In the short term, one of the main priorities for Anansi will be exploring the possibility of returning staff to their Sterling Road office as public health protocols and safety allow. The precise logistics of this comprise an ongoing conversation among staff and no firm date has been set for reopening. “We inch toward what feels like more concrete plans,” says Al-Hillal. “We are being really consultative with each and every staff member around their individual situations.”
Since the province permitted non-essential businesses to reopen, some staff members have started going into the office on a part-time basis – once a week in some cases – and Al-Hillal is hopeful that as autumn progresses, people will begin to return organically. There will be an assumption that staff are vaccinated, unless individual employees who have issues that prevent them from getting vaccinated have spoken privately with their supervisors, and masking policy will be based on current public health recommendations.
“Like many people, we’re tired of this,” Al-Hillal says. “Working from home has its upsides, but I can speak for myself in that part of why you work in publishing is the people, the authors, and getting the chance to have in-person conversations. Some of the little joys of what we do have been missing for me.”
Al-Hillal is also cognizant of the emotional weight returning to a public work environment after so long in isolation may carry for some staff. “We might have some feelings. And we might not be able to anticipate what those feelings are,” she says. “Let’s make sure we keep talking to each other about it.”
One thing that is not opening in the foreseeable future is Anansi’s in-house bookstore. “For the time being, as sad as it is to do, we’re keeping it closed, because when the staff do come back in bigger numbers, we feel like we need to maintain it just for staff and not have outside people coming in,” Al-Hillal says. “That’s a whole other level of risk management.”
In the absence of an in-person bookstore experience, Al-Hillal points to Anansi’s revamped website, which she hopes will entice readers to make purchases online while the physical store remains shuttered. “Our new website has so much more functionality in terms of being able to search for things and so many more supporting materials,” she says.

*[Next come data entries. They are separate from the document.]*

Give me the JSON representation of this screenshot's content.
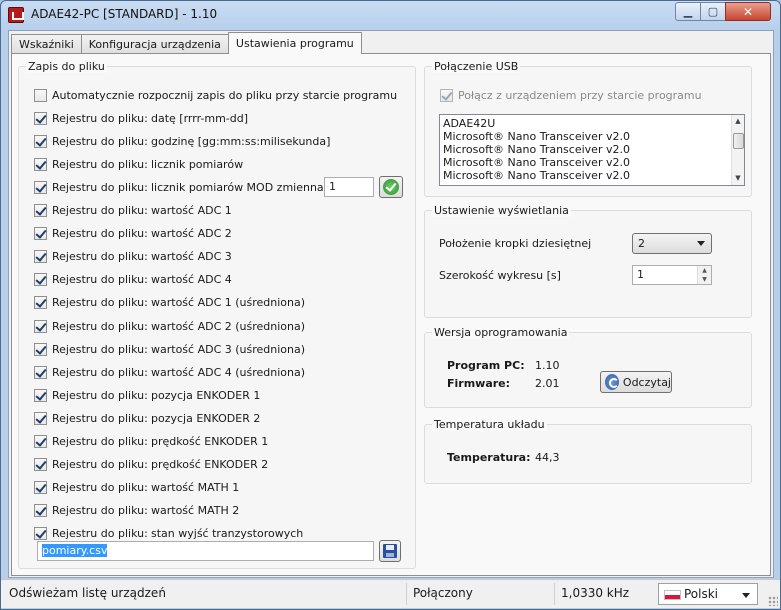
{
  "window": {
    "title": "ADAE42-PC [STANDARD] - 1.10"
  },
  "tabs": [
    {
      "label": "Wskaźniki"
    },
    {
      "label": "Konfiguracja urządzenia"
    },
    {
      "label": "Ustawienia programu"
    }
  ],
  "log_group": {
    "title": "Zapis do pliku",
    "autostart_label": "Automatycznie rozpocznij zapis do pliku przy starcie programu",
    "autostart_checked": false,
    "prefix": "Rejestru do pliku:",
    "items": [
      {
        "label": "datę [rrrr-mm-dd]",
        "checked": true
      },
      {
        "label": "godzinę [gg:mm:ss:milisekunda]",
        "checked": true
      },
      {
        "label": "licznik pomiarów",
        "checked": true
      },
      {
        "label": "licznik pomiarów MOD zmienna:",
        "checked": true
      },
      {
        "label": "wartość ADC 1",
        "checked": true
      },
      {
        "label": "wartość ADC 2",
        "checked": true
      },
      {
        "label": "wartość ADC 3",
        "checked": true
      },
      {
        "label": "wartość ADC 4",
        "checked": true
      },
      {
        "label": "wartość ADC 1 (uśredniona)",
        "checked": true
      },
      {
        "label": "wartość ADC 2 (uśredniona)",
        "checked": true
      },
      {
        "label": "wartość ADC 3 (uśredniona)",
        "checked": true
      },
      {
        "label": "wartość ADC 4 (uśredniona)",
        "checked": true
      },
      {
        "label": "pozycja ENKODER 1",
        "checked": true
      },
      {
        "label": "pozycja ENKODER 2",
        "checked": true
      },
      {
        "label": "prędkość ENKODER 1",
        "checked": true
      },
      {
        "label": "prędkość ENKODER 2",
        "checked": true
      },
      {
        "label": "wartość MATH 1",
        "checked": true
      },
      {
        "label": "wartość MATH 2",
        "checked": true
      },
      {
        "label": "stan wyjść tranzystorowych",
        "checked": true
      }
    ],
    "mod_value": "1",
    "filename": "pomiary.csv"
  },
  "usb_group": {
    "title": "Połączenie USB",
    "autoconnect_label": "Połącz z urządzeniem przy starcie programu",
    "autoconnect_checked": true,
    "devices": [
      "ADAE42U",
      "Microsoft® Nano Transceiver v2.0",
      "Microsoft® Nano Transceiver v2.0",
      "Microsoft® Nano Transceiver v2.0",
      "Microsoft® Nano Transceiver v2.0"
    ]
  },
  "display_group": {
    "title": "Ustawienie wyświetlania",
    "decimal_label": "Położenie kropki dziesiętnej",
    "decimal_value": "2",
    "width_label": "Szerokość wykresu [s]",
    "width_value": "1"
  },
  "firmware_group": {
    "title": "Wersja oprogramowania",
    "pc_label": "Program PC:",
    "pc_value": "1.10",
    "fw_label": "Firmware:",
    "fw_value": "2.01",
    "read_button": "Odczytaj"
  },
  "temp_group": {
    "title": "Temperatura układu",
    "temp_label": "Temperatura:",
    "temp_value": "44,3"
  },
  "status": {
    "message": "Odświeżam listę urządzeń",
    "connection": "Połączony",
    "frequency": "1,0330 kHz",
    "language": "Polski"
  }
}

The website notwithstanding, Al-Hillal is champing at the bit for the day when Anansi can return to its full, pre-pandemic operations. “I’m so keen to have a community presence again – being back in the office again and being able to open the bookstore. It’s an important place for people to be able to come and feel who we are in person.”
In the meantime, the focus will be getting the fall and winter books to market, including a number of titles that Walsh signed up. Among these are Cobalt: Cradle of the Demon Metals, Birth of a Mining Superpower by Charlie Angus, Die Walking: A Child’s Journey Through Genocide by Obadiah M, and The Swells by Will Aitken. “Those are the sort of books I love to publish,” Walsh says. And though he has been in the driver’s seat for the acquisition, editing, and cover design of these titles, he is fully confident in handing the steering wheel over to the staff who remain now that he has decided to leave. “I have enormous faith in Anansi’s ability to get the word out and to do that wonderful marketing job that they do. I don’t need to be there.”

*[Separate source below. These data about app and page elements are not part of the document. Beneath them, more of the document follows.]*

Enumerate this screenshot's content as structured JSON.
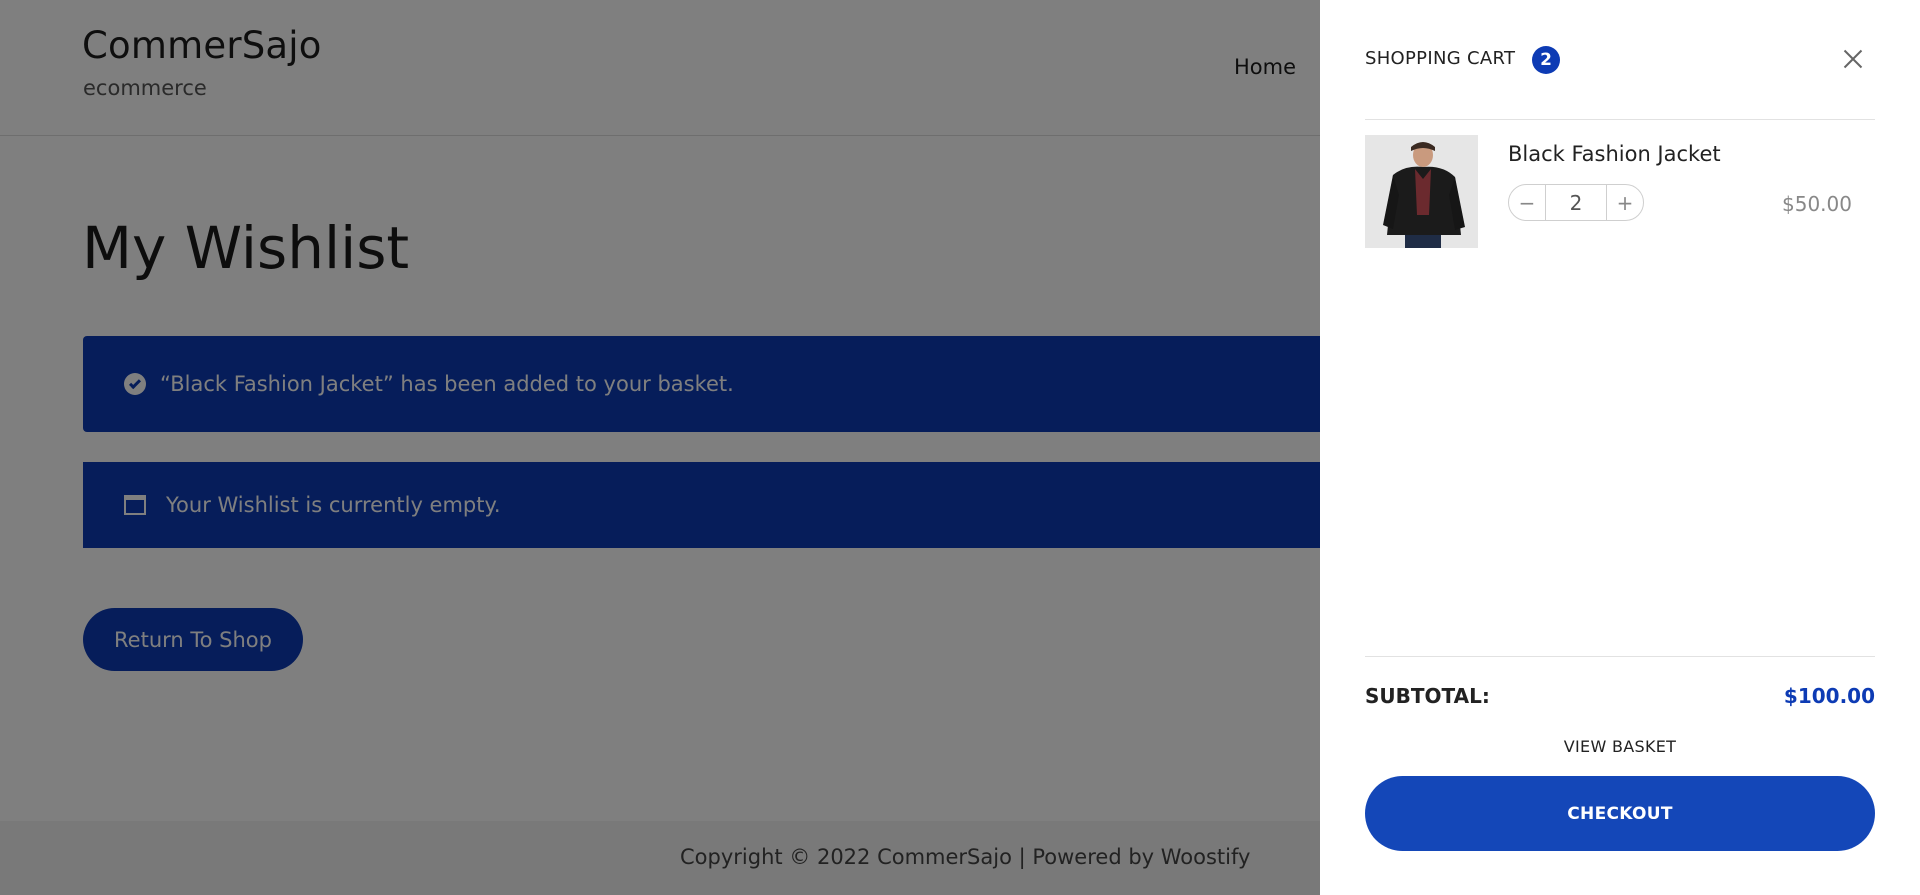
{
  "site": {
    "title": "CommerSajo",
    "tagline": "ecommerce",
    "nav": {
      "home": "Home"
    }
  },
  "page": {
    "title": "My Wishlist",
    "notice_success": "“Black Fashion Jacket” has been added to your basket.",
    "notice_info": "Your Wishlist is currently empty.",
    "return_button": "Return To Shop"
  },
  "footer": {
    "copyright": "Copyright © 2022 CommerSajo | Powered by Woostify"
  },
  "cart": {
    "title": "SHOPPING CART",
    "count": "2",
    "items": [
      {
        "name": "Black Fashion Jacket",
        "quantity": "2",
        "price": "$50.00",
        "minus": "−",
        "plus": "+"
      }
    ],
    "subtotal_label": "SUBTOTAL:",
    "subtotal_value": "$100.00",
    "view_basket": "VIEW BASKET",
    "checkout": "CHECKOUT"
  },
  "colors": {
    "accent": "#0d3bb4",
    "checkout": "#1447b8",
    "overlay": "rgba(0,0,0,0.5)"
  },
  "icons": {
    "success": "check-circle-icon",
    "info": "window-icon",
    "close": "close-icon"
  }
}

As he takes a step back from the rigours of publishing, Walsh wants to make it clear that he is not retiring or riding off into the sunset. “I can still work,” he says, in a tone of voice that leaves no room for dissent. That includes his own writing, something he finally has time to turn his attention to. And while his decision to resign from his role as publisher of Anansi was difficult because of his love for the job and the relationships he has with the staff and their authors, he is nonetheless sanguine about the present and what is to come. “Making decisions makes you feel better,” he says. “Periods of indecision are difficult. Making decisions is a lot easier.”